Hello colleagues, Have you found that when writing many adult learners need to improve their use of punctuation? How much attention do you devote to teaching punctuation? What instructional methods have been effective? Here is an interesting infographic that identifies how and when to use various punctuation marks. This tool includes a lot of information, but it might make for an interesting classroom poster or maybe a handout students could keep in their folders for reference.

What do you think?

Cheers, Susan Finn Miller

Moderator, Teaching & Learning CoP


Hello friends.

Susan, this is a great infographic.  Thank you for sharing it.  It's worth making a copy to keep in their folder.  

When I think of Reading Comprehension, fluency is the first thing that comes to mind.  Of course, this comes only after we master our phonetic decoding skills to read each word on the page. Fluency is rarely used as an instructional strategy for comprehension in the classroom. Focus tends to shift to the new, unknown vocabulary words in the text for reading comprehension.  Knowing the new definition of a word certainly doesn't mean that student will be able to read the text with full understanding.  I believe, the ability to read the text fluently will weigh greater in full reading comprehension and increase the student's ability to use context clues when they encounter new words.  Understanding punctuation plays a significant part in fluency and fluency instruction.  

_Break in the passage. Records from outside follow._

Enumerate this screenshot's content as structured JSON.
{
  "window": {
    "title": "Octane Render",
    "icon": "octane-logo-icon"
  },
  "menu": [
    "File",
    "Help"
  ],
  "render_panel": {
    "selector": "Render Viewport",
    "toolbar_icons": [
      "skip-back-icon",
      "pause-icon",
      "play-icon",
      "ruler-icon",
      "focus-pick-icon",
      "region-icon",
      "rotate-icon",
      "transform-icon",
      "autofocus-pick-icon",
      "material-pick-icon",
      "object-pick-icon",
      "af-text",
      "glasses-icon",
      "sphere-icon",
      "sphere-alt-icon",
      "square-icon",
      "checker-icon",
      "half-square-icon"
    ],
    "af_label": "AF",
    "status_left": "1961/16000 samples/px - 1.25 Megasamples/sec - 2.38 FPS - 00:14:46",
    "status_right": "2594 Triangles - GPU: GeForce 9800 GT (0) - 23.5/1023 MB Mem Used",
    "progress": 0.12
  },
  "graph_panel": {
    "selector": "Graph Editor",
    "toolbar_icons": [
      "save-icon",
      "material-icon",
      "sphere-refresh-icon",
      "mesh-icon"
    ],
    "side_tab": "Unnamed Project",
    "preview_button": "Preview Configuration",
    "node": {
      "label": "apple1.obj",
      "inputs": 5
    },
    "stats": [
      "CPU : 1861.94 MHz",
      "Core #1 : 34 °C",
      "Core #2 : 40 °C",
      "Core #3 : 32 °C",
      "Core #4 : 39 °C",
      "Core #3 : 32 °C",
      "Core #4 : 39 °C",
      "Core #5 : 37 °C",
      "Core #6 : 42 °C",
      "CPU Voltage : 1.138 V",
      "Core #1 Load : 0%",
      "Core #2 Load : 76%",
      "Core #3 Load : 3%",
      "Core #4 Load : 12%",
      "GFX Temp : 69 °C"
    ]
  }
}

In order to read fluently, students must have a good understanding of punctuation and how punctuation influences their reading and understanding of a sentence.  I do teach punctuation in isolation, but I immediately follow this instruction with developing the new skill during the reading process.  Students need to practice reading aloud so they can hear the change in intonation and volume when they encounter punctuation. This will tune learners' ears to the "brief pause" they make after a comma, or how their voice changes at the end of a sentence when it's a question.  

Students can record and listen to their voices reading a passage, and they can discuss what types of sentences are heard in the recording and if the student can be easily understood.  Give suggestions to read sentences better (if needed).  Our students are not reading aloud enough in the classroom or at home.  Also, teachers need to be reading to students (yes, even to our adult population) to model great fluency. Reading aloud to students is a great way to check Listening Comprehension as well.      

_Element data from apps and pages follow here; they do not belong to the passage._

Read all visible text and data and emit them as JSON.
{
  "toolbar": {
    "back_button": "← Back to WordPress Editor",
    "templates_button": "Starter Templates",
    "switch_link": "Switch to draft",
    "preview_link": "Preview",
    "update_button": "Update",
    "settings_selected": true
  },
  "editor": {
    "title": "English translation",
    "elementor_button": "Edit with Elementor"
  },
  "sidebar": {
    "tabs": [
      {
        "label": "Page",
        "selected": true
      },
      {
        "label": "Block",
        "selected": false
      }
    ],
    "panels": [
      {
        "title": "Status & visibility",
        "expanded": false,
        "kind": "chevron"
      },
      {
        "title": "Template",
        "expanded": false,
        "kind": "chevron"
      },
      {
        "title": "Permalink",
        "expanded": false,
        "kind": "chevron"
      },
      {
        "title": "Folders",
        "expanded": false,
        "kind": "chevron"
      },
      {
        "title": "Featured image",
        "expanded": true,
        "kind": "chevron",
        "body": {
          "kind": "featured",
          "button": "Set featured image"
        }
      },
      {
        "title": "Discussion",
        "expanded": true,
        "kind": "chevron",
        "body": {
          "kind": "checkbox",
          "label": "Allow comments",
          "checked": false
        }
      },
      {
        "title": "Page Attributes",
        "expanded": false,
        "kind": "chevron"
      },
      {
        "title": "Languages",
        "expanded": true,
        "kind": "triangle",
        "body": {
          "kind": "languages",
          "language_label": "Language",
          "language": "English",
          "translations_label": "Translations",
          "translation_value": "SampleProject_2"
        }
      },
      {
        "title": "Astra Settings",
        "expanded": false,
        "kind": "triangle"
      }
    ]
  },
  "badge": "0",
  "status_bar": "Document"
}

Susan, I'm glad you raised the question since punctuation is so often taught with strict and boring rules when, in fact, it can prove to be very instinctual.

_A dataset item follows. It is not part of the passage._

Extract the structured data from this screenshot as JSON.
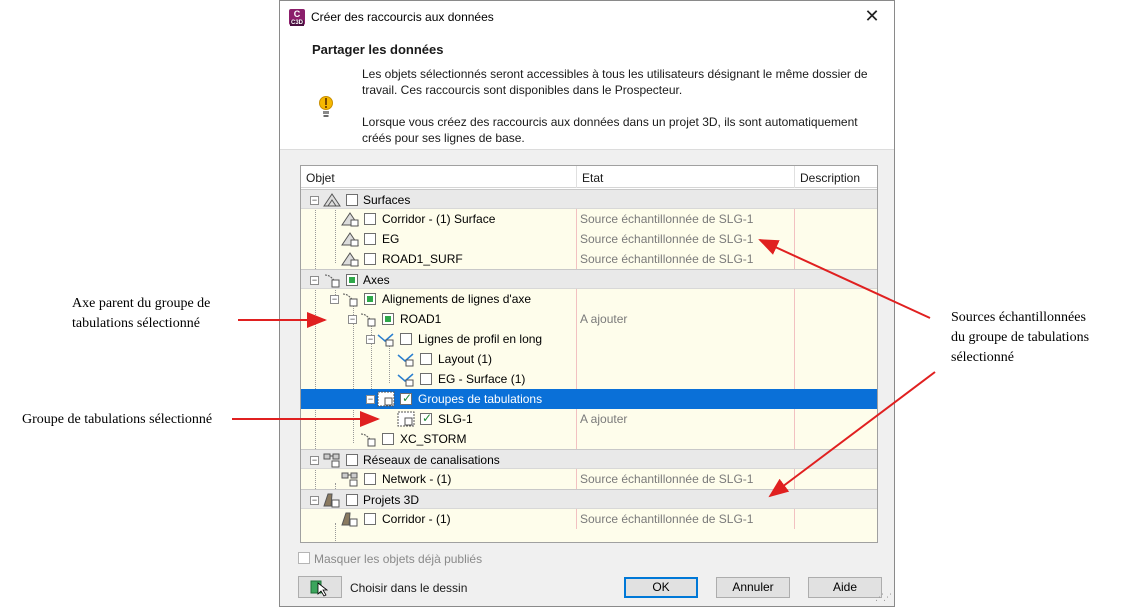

As we differentiate instruction, why not give rules to those who thrive on them, and then allow others to instinctively punctuate once they know what each symbol means? I'm glad that Kimberly brought sound and rhythm into the picture, and there are many tools allowing students and teachers to record clips. Following are two clips , created with digital voices although people can record right into the tool instead. There are many choices of characters and backgrounds: and

Which brings me to the old practice of dictation as a means to improve not only punctuation but also comprehension and fluency, as you mentioned, Kimberly. Dictation was so misused that it got a bad rep. However, it can really work to help students instinctively punctuate their writing if used kindly and correctly. My students got to love dictation! Go figure. Maybe rules can come in later if needed. What do others think? Leecy

Hi Kimberly, Thanks for adding to this thread by pointing out how punctuation and oral fluency when reading aloud are connected. Including reading aloud as part of instruction for learners at lower levels can be a useful component to add to our classes. As you note, teachers can read aloud to learners as well as engage learners in reading aloud. I have been thinking about the value of having learners record themselves while reading aloud. With cell phones and online tools such as Leecy pointed out, audio recording is more accessible than ever. Another easy to use online tool is Vocaroo, which creates a link of the audio recording that can be shared via email.

Teachers, please weigh in with your thoughts on teaching punctuation for writing as well as the role of punctuation in reading fluently.

Cheers, Susan Finn Miller

Moderator, Teaching & Learning CoP